Working from home may not be as great as you think.
Find out why.

Working from home may not be as great as you think. A study has found that people who work from home are not always happier. They are likely to work more hours and end up with more family conflict than those who keep work at the office.

Ellen Kossek, Ph.D., a professor of labor and industrial relations at Michigan State University followed 95 supervisors and more than 300 employees. She found that people who only work in the office spent, on average, 43 hours a week doing their job. Employees who worked at two locations--work and home, for example--spent 45 hours at the job. And those who worked from three places--teleworking outside of the office and home--spent an average of 52 hours per week on the job.

Kossek also measured for family conflict, finding that people who worked at home had difficulty establishing boundaries between work and home--to the detriment of both.

"We've moved into the home but we have not thought how to implement it," says Kossek. She does not recommend that companies drop work flexibility.

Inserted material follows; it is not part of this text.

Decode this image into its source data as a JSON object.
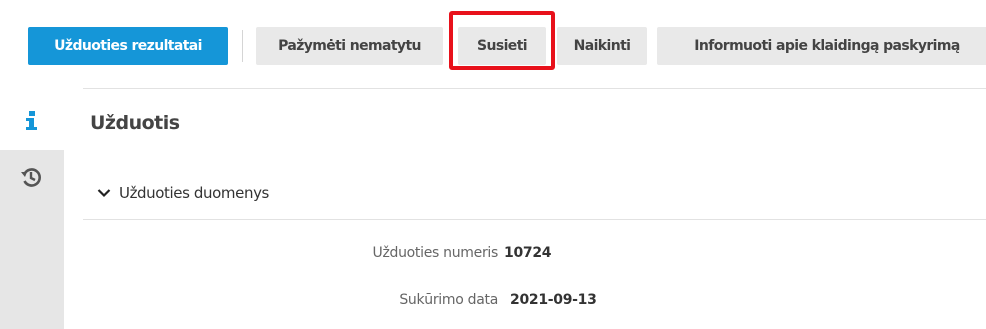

Instead, she recommends that out-of-office workers establish a strong divide between work and home. "People are working all the time and they are taking work with them everywhere," she says.